• _REQUIRED ACTION_
Look through the lines below and extract each one that contains "drop".

• _INFORMATION_
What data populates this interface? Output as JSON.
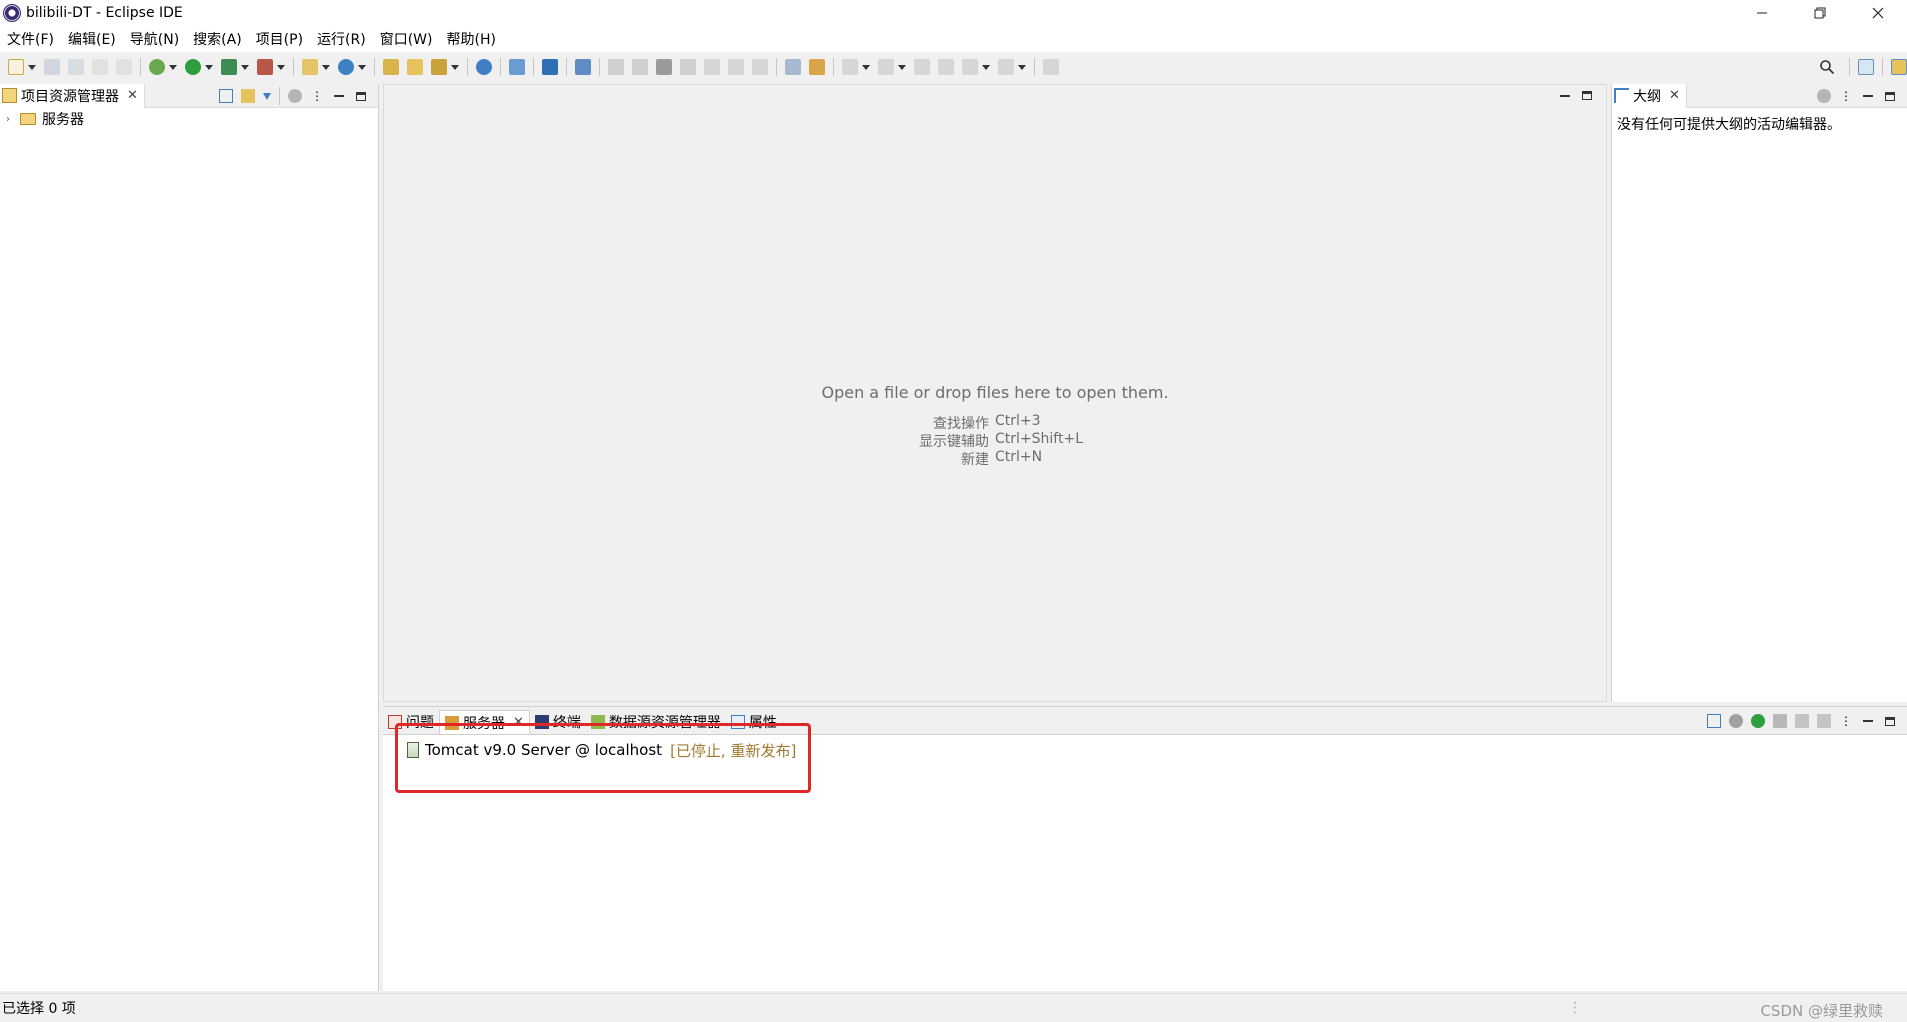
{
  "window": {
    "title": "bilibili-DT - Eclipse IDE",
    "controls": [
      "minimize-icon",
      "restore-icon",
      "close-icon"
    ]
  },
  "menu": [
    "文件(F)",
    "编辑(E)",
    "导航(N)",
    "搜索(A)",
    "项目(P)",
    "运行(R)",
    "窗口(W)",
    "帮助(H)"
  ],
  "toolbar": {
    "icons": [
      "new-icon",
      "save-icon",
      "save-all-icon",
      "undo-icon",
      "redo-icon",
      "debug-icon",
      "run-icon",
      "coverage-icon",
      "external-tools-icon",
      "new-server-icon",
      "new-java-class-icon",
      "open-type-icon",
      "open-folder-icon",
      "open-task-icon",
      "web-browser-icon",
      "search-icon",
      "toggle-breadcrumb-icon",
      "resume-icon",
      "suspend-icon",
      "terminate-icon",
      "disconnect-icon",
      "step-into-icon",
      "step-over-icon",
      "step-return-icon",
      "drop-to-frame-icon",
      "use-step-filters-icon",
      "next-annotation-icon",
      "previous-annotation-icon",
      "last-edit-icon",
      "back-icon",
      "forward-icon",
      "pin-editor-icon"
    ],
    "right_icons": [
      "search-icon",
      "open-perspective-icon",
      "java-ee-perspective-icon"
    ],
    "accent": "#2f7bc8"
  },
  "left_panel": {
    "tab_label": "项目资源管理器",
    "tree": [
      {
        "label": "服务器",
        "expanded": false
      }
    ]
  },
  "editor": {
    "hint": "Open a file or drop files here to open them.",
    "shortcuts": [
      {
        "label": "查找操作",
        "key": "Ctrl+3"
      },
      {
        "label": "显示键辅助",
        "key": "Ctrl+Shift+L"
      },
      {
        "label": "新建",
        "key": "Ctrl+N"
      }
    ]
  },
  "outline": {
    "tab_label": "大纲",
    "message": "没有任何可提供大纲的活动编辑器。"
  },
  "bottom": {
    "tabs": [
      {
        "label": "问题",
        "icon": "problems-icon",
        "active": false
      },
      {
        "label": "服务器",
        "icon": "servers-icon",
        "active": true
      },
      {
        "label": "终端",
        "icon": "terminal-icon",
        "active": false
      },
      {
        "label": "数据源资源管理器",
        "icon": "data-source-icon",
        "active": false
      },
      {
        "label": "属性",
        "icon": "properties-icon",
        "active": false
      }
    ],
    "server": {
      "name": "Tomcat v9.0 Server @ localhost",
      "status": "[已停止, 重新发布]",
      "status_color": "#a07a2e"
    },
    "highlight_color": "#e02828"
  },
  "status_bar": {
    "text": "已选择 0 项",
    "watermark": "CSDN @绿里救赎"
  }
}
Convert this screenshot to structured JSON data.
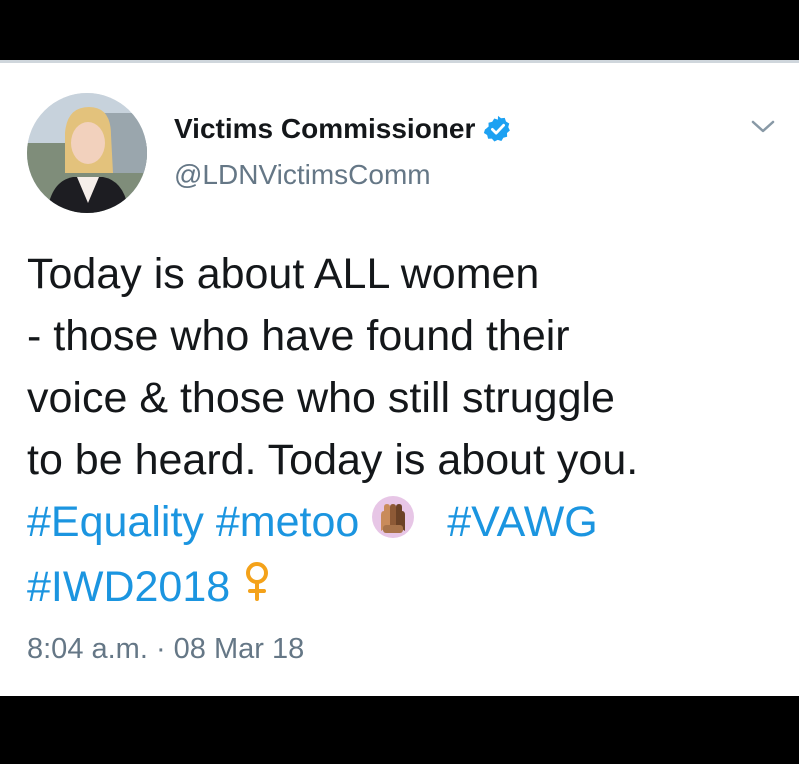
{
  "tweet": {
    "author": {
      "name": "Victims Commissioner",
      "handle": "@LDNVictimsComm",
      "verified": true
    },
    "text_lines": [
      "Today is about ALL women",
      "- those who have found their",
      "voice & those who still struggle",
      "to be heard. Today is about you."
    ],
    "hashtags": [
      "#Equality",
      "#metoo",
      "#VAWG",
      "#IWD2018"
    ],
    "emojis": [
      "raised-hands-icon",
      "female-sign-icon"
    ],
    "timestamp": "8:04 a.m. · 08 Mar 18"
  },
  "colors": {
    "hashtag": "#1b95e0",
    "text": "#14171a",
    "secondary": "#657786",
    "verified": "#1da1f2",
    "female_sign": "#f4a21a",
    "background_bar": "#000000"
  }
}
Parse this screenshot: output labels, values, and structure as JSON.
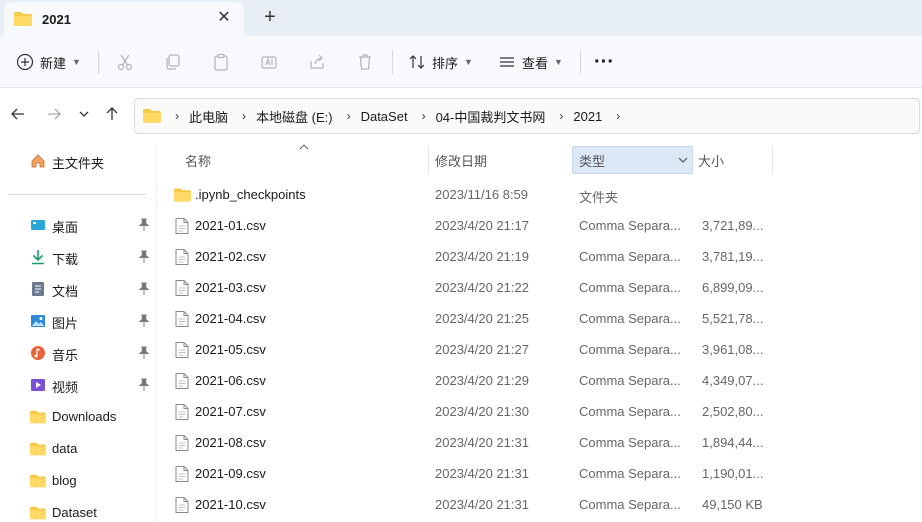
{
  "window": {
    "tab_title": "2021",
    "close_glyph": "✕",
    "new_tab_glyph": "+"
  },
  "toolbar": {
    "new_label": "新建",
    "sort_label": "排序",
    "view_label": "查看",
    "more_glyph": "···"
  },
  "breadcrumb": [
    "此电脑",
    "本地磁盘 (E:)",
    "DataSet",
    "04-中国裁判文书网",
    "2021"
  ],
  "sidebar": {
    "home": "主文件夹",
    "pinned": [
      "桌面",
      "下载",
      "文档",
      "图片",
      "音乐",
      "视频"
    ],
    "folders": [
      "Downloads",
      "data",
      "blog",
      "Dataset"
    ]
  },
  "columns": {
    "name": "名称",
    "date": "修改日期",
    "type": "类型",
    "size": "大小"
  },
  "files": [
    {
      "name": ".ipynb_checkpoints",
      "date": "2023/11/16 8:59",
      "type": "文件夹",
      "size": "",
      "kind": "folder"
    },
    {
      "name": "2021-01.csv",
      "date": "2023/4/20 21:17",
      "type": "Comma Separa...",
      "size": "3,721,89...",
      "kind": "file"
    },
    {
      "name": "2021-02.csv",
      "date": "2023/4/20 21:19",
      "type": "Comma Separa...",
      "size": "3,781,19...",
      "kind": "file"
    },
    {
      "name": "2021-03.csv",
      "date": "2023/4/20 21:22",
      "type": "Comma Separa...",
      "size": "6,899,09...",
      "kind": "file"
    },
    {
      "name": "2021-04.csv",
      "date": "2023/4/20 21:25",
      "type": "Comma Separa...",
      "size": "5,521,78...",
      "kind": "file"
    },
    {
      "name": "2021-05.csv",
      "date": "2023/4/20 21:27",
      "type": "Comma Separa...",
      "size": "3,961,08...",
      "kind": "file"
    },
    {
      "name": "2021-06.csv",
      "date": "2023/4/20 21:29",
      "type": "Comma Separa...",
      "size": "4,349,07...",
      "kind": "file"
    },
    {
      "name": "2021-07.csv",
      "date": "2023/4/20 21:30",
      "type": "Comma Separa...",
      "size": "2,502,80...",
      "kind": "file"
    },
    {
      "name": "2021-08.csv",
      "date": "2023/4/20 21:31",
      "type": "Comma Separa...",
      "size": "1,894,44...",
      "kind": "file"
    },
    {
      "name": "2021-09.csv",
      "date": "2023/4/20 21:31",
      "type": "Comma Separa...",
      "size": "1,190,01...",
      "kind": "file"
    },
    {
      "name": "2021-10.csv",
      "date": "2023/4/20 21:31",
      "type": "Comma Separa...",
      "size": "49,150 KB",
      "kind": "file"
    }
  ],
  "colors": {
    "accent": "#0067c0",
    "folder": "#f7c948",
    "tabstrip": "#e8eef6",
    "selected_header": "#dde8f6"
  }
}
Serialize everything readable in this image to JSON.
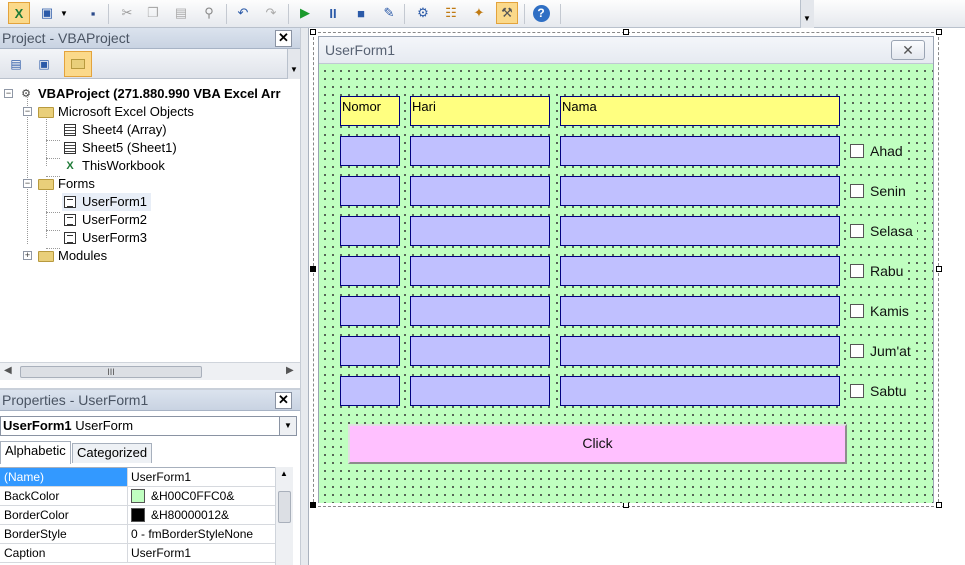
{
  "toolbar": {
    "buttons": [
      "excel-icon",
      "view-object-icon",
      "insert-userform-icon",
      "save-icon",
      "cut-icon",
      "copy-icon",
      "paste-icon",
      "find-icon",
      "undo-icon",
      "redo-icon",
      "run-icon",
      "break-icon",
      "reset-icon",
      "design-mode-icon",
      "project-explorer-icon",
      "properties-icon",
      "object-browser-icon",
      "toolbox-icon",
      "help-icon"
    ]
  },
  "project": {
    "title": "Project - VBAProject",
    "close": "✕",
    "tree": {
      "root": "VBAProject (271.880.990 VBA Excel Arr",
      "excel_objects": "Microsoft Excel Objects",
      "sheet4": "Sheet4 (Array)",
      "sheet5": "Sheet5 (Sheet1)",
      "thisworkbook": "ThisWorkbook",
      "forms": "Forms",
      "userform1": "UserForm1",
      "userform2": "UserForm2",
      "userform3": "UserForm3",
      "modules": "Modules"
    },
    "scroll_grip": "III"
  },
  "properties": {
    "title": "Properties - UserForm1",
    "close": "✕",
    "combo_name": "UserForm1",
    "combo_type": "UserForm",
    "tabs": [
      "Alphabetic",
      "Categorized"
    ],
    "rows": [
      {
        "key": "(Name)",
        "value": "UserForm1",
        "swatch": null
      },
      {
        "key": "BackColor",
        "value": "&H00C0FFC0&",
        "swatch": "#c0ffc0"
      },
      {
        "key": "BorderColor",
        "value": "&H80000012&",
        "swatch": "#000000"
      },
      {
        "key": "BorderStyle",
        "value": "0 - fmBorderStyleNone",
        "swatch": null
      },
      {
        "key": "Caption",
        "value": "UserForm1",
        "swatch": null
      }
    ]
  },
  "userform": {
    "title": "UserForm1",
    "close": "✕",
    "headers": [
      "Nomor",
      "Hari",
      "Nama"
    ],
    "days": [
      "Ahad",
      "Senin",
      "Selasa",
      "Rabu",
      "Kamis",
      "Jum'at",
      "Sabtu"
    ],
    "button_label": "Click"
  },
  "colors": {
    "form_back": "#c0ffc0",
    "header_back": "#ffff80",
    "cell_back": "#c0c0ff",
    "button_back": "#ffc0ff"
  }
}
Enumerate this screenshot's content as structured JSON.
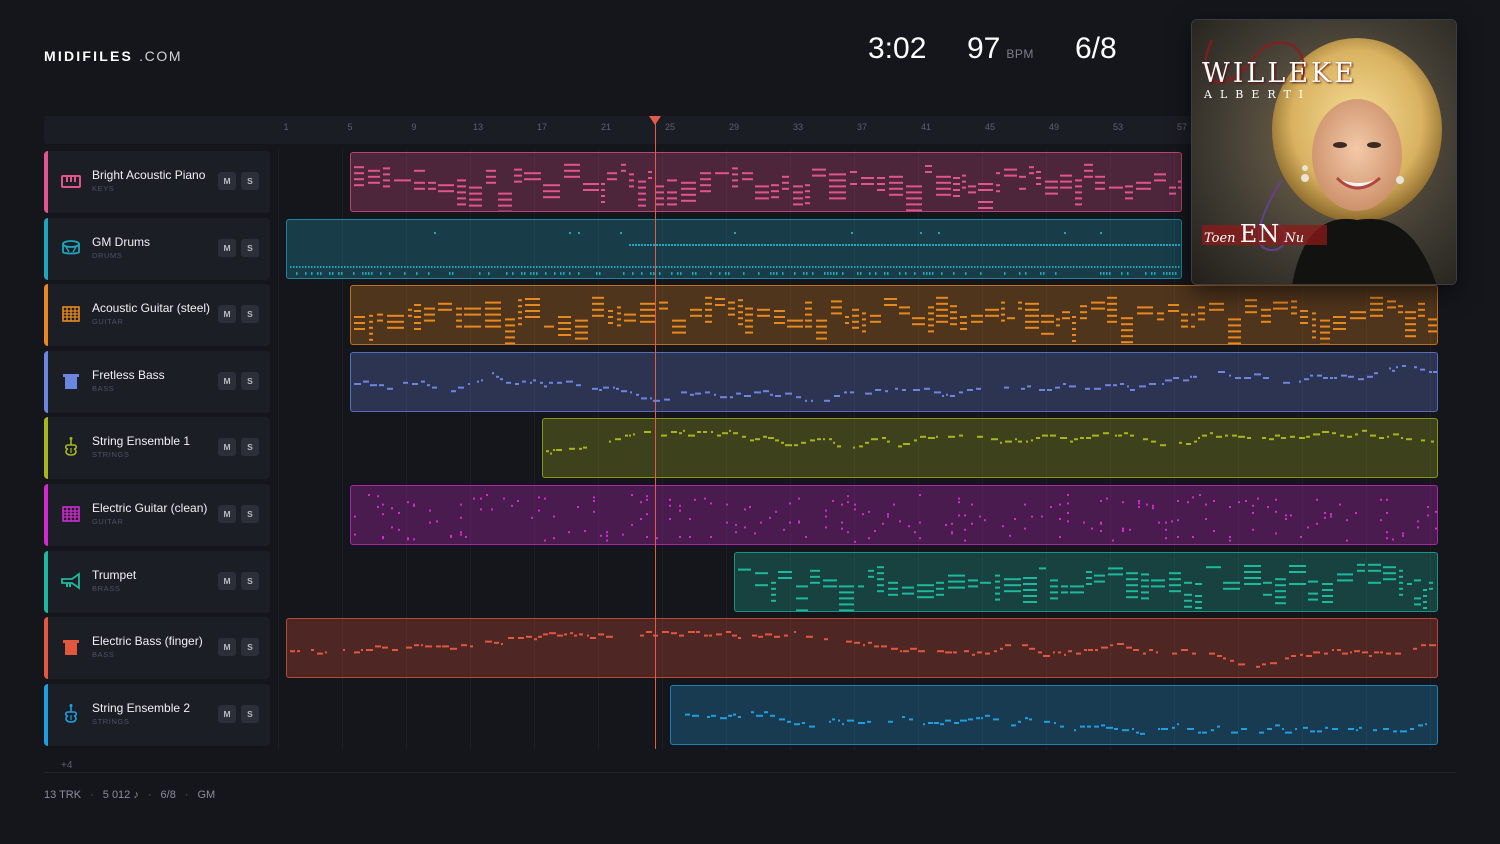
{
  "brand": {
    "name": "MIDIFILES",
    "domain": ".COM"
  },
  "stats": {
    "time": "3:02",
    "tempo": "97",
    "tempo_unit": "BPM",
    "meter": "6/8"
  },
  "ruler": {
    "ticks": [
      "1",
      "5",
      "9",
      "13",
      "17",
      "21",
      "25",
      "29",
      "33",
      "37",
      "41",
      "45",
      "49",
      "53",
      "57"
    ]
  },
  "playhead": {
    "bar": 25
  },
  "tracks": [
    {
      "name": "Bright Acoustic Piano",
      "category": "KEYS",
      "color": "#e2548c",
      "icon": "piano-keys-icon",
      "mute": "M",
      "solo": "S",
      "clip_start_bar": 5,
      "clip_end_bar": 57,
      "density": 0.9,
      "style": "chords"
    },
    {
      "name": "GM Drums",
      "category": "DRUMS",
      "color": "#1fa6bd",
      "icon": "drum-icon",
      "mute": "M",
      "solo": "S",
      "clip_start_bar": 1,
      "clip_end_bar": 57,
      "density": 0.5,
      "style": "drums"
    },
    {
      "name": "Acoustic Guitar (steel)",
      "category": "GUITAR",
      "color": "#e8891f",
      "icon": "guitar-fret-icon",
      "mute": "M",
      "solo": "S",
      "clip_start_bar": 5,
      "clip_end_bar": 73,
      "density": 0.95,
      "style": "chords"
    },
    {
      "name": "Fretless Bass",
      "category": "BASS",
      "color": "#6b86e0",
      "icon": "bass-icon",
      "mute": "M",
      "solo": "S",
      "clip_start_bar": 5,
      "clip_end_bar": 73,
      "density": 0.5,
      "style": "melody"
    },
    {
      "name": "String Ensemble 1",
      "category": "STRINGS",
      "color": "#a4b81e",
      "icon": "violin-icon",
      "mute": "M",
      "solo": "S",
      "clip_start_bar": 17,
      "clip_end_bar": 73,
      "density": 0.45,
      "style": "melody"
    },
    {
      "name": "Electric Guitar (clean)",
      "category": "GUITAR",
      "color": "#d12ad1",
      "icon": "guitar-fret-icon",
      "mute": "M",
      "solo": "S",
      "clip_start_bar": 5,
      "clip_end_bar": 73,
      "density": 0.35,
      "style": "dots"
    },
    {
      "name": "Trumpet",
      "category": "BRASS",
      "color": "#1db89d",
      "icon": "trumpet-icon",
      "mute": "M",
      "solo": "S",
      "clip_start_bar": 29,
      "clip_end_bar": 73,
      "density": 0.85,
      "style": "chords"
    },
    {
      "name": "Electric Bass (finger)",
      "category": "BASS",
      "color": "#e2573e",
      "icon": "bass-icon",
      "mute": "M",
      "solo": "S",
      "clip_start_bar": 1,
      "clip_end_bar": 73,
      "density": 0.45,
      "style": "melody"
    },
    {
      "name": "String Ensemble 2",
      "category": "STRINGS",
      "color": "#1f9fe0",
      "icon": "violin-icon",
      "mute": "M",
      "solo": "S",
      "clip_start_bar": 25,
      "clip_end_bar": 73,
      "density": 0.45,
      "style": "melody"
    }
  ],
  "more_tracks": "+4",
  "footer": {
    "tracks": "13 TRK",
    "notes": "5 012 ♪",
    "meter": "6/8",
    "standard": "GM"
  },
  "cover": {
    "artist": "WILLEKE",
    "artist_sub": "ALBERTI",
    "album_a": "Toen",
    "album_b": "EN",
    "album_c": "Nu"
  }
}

• _RESPONSE TO THE EXERCISE_
      "drop-to-frame-icon",
    "hint": "Open a file or drop files here to open them.",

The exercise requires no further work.